**Interface dataset entries**
•••
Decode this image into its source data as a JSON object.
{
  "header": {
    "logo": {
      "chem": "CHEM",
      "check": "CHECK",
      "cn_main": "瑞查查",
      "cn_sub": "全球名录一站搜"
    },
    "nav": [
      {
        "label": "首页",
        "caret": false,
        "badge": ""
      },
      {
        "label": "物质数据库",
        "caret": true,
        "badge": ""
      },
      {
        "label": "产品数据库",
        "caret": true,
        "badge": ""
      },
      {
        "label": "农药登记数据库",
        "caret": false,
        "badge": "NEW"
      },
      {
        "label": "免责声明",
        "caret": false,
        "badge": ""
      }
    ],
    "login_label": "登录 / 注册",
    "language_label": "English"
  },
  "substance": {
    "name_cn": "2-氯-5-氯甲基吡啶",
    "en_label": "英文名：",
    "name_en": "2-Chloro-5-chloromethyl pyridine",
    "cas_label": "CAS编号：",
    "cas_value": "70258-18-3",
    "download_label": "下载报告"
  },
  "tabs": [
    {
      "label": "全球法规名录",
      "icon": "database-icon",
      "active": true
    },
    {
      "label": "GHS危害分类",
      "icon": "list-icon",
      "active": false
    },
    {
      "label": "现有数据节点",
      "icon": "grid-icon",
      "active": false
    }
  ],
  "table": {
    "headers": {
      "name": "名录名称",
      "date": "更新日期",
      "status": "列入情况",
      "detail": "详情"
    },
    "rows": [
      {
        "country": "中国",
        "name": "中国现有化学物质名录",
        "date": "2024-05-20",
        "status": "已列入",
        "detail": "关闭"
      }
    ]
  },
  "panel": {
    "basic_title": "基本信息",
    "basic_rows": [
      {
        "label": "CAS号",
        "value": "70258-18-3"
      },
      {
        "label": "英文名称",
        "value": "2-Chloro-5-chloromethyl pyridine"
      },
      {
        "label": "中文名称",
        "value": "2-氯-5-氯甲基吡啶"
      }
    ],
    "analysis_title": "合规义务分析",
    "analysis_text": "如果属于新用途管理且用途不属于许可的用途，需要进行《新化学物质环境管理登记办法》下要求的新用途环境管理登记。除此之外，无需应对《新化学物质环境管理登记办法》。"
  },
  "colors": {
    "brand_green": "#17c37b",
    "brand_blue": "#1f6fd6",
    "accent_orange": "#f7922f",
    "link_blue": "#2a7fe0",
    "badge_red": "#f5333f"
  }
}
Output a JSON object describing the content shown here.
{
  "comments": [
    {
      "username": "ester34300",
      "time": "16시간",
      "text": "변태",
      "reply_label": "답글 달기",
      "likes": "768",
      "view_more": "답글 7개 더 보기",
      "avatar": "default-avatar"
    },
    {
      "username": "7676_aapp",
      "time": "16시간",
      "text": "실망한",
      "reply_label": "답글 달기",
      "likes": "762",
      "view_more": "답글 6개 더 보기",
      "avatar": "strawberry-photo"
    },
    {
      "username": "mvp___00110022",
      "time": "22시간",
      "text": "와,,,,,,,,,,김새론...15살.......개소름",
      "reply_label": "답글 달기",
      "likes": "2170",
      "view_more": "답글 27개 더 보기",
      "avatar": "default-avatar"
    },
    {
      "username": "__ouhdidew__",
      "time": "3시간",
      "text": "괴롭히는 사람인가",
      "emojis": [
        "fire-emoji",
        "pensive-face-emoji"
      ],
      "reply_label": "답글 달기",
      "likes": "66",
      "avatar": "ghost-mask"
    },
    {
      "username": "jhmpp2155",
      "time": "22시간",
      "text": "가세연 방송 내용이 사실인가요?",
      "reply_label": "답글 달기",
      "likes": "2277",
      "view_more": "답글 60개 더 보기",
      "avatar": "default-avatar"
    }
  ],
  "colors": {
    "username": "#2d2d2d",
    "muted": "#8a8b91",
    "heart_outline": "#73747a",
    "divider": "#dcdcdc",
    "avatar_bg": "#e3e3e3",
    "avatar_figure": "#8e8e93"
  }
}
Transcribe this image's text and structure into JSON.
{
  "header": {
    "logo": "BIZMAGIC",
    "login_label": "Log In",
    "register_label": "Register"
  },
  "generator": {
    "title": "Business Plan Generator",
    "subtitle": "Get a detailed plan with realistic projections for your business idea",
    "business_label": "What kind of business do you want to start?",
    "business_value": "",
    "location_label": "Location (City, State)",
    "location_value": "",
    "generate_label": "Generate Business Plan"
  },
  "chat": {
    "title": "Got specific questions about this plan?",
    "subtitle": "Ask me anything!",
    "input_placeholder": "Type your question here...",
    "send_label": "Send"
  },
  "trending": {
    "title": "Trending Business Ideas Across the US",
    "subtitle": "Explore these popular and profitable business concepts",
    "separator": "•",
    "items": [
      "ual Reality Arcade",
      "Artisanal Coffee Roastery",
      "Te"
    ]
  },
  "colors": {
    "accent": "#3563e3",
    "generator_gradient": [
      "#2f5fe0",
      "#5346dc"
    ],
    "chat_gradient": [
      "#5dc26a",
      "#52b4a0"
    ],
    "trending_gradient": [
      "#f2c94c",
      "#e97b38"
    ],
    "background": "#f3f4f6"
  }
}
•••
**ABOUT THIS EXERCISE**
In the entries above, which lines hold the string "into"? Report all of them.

**WRITTEN RESPONSE**
Decode this image into its source data as a JSON object.
Transcribe this image's text and structure into JSON.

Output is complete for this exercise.